I just read your analysis of the track "Beautiful People," in which you said that the string ensemble and harmonica at the end symbolize what the song's about. You don't believe that the Pet Shop Boys actually intended that, do you?

As I state in my rather verbose response to the previous question, intentionality has little to do with it. Let me put it another way. Most people would consider only two possible responses to this question:

I would argue, however, that this is simplistic—even if I indeed do a lot of thinking in the shower. There's a third possibility.

Chris and Neil may not have consciously intended for the instrumental conclusion of the song to symbolize its core meaning. But their profound artistic and aesthetic sensibilities—which have served them supremely well throughout their career—enabled them to make a choice that felt right to them even if they may not have been consciously aware on an analytical level of why it felt right. They just knew it was the right thing to do.

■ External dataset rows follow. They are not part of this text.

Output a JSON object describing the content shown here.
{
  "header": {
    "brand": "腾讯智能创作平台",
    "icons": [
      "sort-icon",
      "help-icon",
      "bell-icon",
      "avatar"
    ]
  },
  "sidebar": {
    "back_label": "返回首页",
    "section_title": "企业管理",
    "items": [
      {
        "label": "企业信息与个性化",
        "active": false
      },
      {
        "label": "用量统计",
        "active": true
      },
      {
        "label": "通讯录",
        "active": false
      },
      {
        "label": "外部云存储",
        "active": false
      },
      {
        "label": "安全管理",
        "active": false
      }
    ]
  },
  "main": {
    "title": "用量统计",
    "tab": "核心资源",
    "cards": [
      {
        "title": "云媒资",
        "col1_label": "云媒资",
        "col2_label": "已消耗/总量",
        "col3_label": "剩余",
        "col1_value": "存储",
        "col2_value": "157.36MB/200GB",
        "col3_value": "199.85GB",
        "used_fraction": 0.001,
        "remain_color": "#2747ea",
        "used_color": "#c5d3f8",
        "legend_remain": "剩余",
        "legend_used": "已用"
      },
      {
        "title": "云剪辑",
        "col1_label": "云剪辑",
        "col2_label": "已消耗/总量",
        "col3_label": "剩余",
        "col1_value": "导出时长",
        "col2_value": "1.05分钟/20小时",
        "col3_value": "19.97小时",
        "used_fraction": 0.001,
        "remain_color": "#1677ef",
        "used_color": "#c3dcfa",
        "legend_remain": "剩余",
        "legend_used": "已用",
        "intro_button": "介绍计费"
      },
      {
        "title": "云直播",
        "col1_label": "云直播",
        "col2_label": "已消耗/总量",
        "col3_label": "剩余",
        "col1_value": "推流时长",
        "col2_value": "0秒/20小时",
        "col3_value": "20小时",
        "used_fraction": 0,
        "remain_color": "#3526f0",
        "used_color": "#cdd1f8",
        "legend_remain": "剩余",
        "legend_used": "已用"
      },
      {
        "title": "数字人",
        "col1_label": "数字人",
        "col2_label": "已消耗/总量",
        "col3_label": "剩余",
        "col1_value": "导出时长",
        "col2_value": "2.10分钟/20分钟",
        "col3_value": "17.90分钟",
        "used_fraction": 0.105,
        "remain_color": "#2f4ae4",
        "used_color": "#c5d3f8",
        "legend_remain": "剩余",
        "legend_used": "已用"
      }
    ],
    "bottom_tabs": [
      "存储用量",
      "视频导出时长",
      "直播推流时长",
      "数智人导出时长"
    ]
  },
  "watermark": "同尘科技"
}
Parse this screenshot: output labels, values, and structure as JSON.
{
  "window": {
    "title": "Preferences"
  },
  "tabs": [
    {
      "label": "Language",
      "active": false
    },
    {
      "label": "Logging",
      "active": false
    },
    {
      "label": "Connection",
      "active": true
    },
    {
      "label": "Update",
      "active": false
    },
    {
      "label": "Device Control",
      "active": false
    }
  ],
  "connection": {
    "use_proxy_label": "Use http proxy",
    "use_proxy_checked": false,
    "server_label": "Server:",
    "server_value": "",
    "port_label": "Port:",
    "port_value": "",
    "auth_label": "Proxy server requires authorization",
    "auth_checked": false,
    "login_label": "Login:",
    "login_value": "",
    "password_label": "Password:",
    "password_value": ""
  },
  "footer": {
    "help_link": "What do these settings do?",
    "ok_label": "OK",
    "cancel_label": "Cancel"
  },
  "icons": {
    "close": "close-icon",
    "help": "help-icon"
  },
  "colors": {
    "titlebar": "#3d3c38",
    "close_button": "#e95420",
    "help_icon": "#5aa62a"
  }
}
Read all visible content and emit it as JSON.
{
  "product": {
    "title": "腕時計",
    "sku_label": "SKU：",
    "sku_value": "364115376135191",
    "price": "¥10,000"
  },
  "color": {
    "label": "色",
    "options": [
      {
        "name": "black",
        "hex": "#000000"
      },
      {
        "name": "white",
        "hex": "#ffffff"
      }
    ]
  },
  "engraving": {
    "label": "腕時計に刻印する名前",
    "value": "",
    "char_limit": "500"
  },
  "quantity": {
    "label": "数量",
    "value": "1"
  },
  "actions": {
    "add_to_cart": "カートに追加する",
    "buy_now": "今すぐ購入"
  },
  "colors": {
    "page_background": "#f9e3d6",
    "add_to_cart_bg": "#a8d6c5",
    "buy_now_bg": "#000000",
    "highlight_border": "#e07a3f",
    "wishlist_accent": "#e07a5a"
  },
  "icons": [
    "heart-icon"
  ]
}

(By the way, this would be true even in the unlikely event that someone else—Xenomania? Johnny Marr?—made that decision. Somebody had that artistic insight. Besides, I'm sure that the Boys had the final say in the matter.)

That, in fact, is often what separates great artists from mediocre ones. Mediocre artists lack that degree of aesthetic sensibility that allows them to make such decisions naturally. Instead they may consciously strive for those types of "artistic special effects," only to have them turn out stilted, forced, and contrived. And even in those cases in which great artists do make such decisions on a conscious, intellectual level—which may indeed be true in this instance—they have the sensitivity and skill to implement their ideas in a much subtler, more natural, more aesthetically pleasing manner.

Whichever is the case—whether they consciously intended it or not—it's there. Either way it demonstrates their great artistry.